This paper proposes a new natural language processing (NLP) application for identifying medical jargon terms potentially difficult for patients to comprehend from electronic health record (EHR) notes. We first present a novel and publicly available dataset with expert-annotated medical jargon terms from 18K+ EHR note sentences (MedJ). Then, we introduce a novel medical jargon extraction (MedJEx) model which has been shown to outperform existing state-of-the-art NLP models. First, MedJEx improved the overall performance when it was trained on an auxiliary Wikipedia hyperlink span dataset, where hyperlink spans provide additional Wikipedia articles to explain the spans (or terms), and then fine-tuned on the annotated MedJ data. Secondly, we found that a contextualized masked language model score was beneficial for detecting domain-specific unfamiliar jargon terms. Moreover, our results show that training on the auxiliary Wikipedia hyperlink span datasets improved six out of eight biomedical named entity recognition benchmark datasets. MedJEx is publicly available.
A domain specific question answering (QA) dataset dramatically improves the machine comprehension performance. This paper presents a new Global Banking Standards QA dataset (GBS-QA) in the banking regulation domain. The GBS-QA has three values. First, it contains actual questions from market players and answers from global rule setter, the Basel Committee on Banking Supervision (BCBS) in the middle of creating and revising banking regulations. Second, financial regulation experts analyze and verify pairs of questions and answers in the annotation process. Lastly, the GBS-QA is a totally different dataset with existing datasets in finance and is applicable to stimulate transfer learning research in the banking regulation domain.

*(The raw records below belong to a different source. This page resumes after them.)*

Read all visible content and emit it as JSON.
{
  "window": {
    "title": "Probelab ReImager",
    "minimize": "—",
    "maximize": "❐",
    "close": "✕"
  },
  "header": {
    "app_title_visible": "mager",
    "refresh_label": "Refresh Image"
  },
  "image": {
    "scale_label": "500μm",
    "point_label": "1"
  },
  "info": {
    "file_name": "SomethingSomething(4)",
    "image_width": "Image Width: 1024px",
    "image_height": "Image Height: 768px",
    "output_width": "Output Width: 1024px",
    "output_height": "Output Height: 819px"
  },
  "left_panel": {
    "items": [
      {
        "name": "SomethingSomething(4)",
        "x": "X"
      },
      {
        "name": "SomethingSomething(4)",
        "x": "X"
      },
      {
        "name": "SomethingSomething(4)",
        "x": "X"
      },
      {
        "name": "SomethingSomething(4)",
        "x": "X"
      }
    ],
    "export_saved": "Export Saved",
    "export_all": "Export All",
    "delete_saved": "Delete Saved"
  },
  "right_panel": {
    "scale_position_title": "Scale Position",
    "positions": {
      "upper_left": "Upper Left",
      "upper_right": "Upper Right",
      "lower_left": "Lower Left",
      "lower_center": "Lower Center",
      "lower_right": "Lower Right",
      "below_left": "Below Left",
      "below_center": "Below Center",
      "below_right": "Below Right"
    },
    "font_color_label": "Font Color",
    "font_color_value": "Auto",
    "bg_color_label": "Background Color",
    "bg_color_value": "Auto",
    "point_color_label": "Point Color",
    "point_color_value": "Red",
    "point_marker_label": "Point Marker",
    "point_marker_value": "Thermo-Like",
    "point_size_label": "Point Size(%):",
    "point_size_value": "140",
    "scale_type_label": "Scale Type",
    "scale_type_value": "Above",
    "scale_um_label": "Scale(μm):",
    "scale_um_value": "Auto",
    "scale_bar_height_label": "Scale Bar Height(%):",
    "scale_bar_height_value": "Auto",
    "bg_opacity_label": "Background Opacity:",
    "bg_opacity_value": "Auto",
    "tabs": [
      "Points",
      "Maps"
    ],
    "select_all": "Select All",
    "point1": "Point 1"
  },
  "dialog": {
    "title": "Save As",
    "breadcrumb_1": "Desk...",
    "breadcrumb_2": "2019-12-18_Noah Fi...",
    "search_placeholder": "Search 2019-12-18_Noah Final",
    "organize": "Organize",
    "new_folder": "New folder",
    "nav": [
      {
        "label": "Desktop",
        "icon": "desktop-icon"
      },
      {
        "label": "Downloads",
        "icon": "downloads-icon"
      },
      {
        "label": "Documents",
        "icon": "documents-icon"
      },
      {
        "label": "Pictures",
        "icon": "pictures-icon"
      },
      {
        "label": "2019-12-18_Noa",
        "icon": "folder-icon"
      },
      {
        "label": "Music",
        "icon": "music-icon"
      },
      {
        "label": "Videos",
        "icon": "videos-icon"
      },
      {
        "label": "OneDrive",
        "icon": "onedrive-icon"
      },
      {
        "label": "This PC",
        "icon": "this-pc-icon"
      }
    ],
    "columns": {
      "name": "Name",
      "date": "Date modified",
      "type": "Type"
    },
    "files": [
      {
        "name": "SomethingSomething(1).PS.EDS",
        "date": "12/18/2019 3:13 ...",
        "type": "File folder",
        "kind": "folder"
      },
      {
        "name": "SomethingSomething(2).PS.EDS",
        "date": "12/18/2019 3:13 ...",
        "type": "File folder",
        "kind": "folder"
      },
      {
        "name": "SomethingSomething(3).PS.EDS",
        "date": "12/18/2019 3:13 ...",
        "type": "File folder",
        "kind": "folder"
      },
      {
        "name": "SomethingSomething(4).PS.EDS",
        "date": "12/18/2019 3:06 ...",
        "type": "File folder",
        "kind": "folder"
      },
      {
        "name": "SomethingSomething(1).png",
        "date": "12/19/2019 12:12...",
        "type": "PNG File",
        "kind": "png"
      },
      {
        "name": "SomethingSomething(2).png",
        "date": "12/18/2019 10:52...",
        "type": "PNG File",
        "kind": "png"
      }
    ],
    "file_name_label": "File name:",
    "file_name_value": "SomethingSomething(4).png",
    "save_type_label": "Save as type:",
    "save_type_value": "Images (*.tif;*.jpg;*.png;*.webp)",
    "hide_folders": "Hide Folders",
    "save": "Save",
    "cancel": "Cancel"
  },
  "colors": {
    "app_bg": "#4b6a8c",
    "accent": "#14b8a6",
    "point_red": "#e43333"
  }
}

Word sense disambiguation (WSD) is the task to determine the word sense according to its context. Many existing WSD studies have been using an external knowledge-based unsupervised approach because it has fewer word set constraints than supervised approaches requiring training data. In this paper, we propose a new WSD method to generate the context of an ambiguous word by using similarities between an ambiguous word and words in the input document. In addition, to leverage our WSD method, we further propose a new word similarity calculation method based on the semantic network structure of BabelNet. We evaluate the proposed methods on the SemEval-13 and SemEval-15 for English WSD dataset. Experimental results demonstrate that the proposed WSD method significantly improves the baseline WSD method. Furthermore, our WSD system outperforms the state-of-the-art WSD systems in the Semeval-13 dataset. Finally, it has higher performance than the state-of-the-art unsupervised knowledge-based WSD system in the average performance of both datasets.

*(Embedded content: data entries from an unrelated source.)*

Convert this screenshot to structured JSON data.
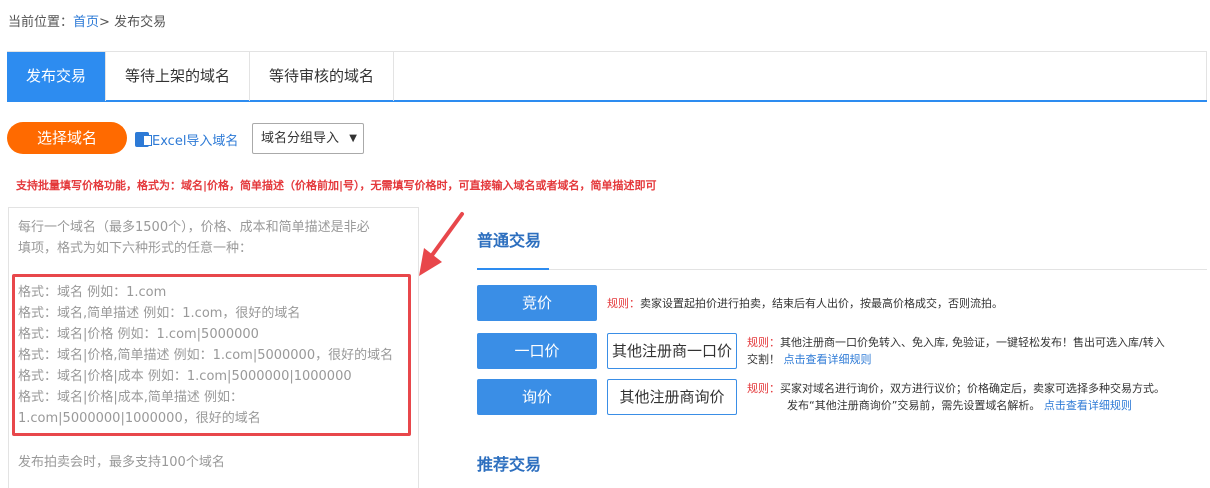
{
  "breadcrumb": {
    "prefix": "当前位置：",
    "home": "首页",
    "sep": ">",
    "current": "发布交易"
  },
  "tabs": [
    {
      "label": "发布交易"
    },
    {
      "label": "等待上架的域名"
    },
    {
      "label": "等待审核的域名"
    }
  ],
  "toolbar": {
    "select_domain": "选择域名",
    "excel_import": "Excel导入域名",
    "group_import": "域名分组导入",
    "group_arrow": "▼"
  },
  "tip": "支持批量填写价格功能，格式为：域名|价格，简单描述（价格前加|号），无需填写价格时，可直接输入域名或者域名，简单描述即可",
  "textarea": {
    "intro_1": "每行一个域名（最多1500个），价格、成本和简单描述是非必",
    "intro_2": "填项，格式为如下六种形式的任意一种：",
    "formats": [
      "格式：域名 例如：1.com",
      "格式：域名,简单描述 例如：1.com，很好的域名",
      "格式：域名|价格 例如：1.com|5000000",
      "格式：域名|价格,简单描述 例如：1.com|5000000，很好的域名",
      "格式：域名|价格|成本 例如：1.com|5000000|1000000",
      "格式：域名|价格|成本,简单描述 例如：",
      "1.com|5000000|1000000，很好的域名"
    ],
    "auction_note": "发布拍卖会时，最多支持100个域名"
  },
  "normal": {
    "title": "普通交易",
    "auction": {
      "label": "竞价",
      "rule_label": "规则：",
      "rule": "卖家设置起拍价进行拍卖，结束后有人出价，按最高价格成交，否则流拍。"
    },
    "fixed": {
      "label": "一口价",
      "other_label": "其他注册商一口价",
      "rule_label": "规则：",
      "rule_1": "其他注册商一口价免转入、免入库, 免验证，一键轻松发布！售出可选入库/转入",
      "rule_2": "交割！",
      "link": "点击查看详细规则"
    },
    "inquiry": {
      "label": "询价",
      "other_label": "其他注册商询价",
      "rule_label": "规则：",
      "rule_1": "买家对域名进行询价，双方进行议价；价格确定后，卖家可选择多种交易方式。",
      "rule_2": "发布“其他注册商询价”交易前，需先设置域名解析。",
      "link": "点击查看详细规则"
    }
  },
  "recommend": {
    "title": "推荐交易"
  },
  "colors": {
    "primary": "#2d8cf0",
    "orange": "#ff6a00",
    "red": "#e4393c",
    "box_red": "#e8474b"
  }
}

Biomedical Named Entity (NE) recognition is a core technique for various works in the biomedical domain. In previous studies, using machine learning algorithm shows better performance than dictionary-based and rule-based approaches because there are too many terminological variations of biomedical NEs and new biomedical NEs are constantly generated. To achieve the high performance with a machine-learning algorithm, good-quality corpora are required. However, it is difficult to obtain the good-quality corpora because an-notating a biomedical corpus for ma-chine-learning is extremely time-consuming and costly. In addition, most previous corpora are insufficient for high-level tasks because they cannot cover various domains. Therefore, we propose a method for generating a large amount of machine-labeled data that covers various domains. To generate a large amount of machine-labeled data, firstly we generate an initial machine-labeled data by using a chunker and MetaMap. The chunker is developed to extract only biomedical NEs with manually annotated data. MetaMap is used to annotate the category of bio-medical NE. Then we apply the self-training approach to bootstrap the performance of initial machine-labeled data. In our experiments, the biomedical NE recognition system that is trained with our proposed machine-labeled data achieves much high performance. As a result, our system outperforms biomedical NE recognition system that using MetaMap only with 26.03%p improvements on F1-score.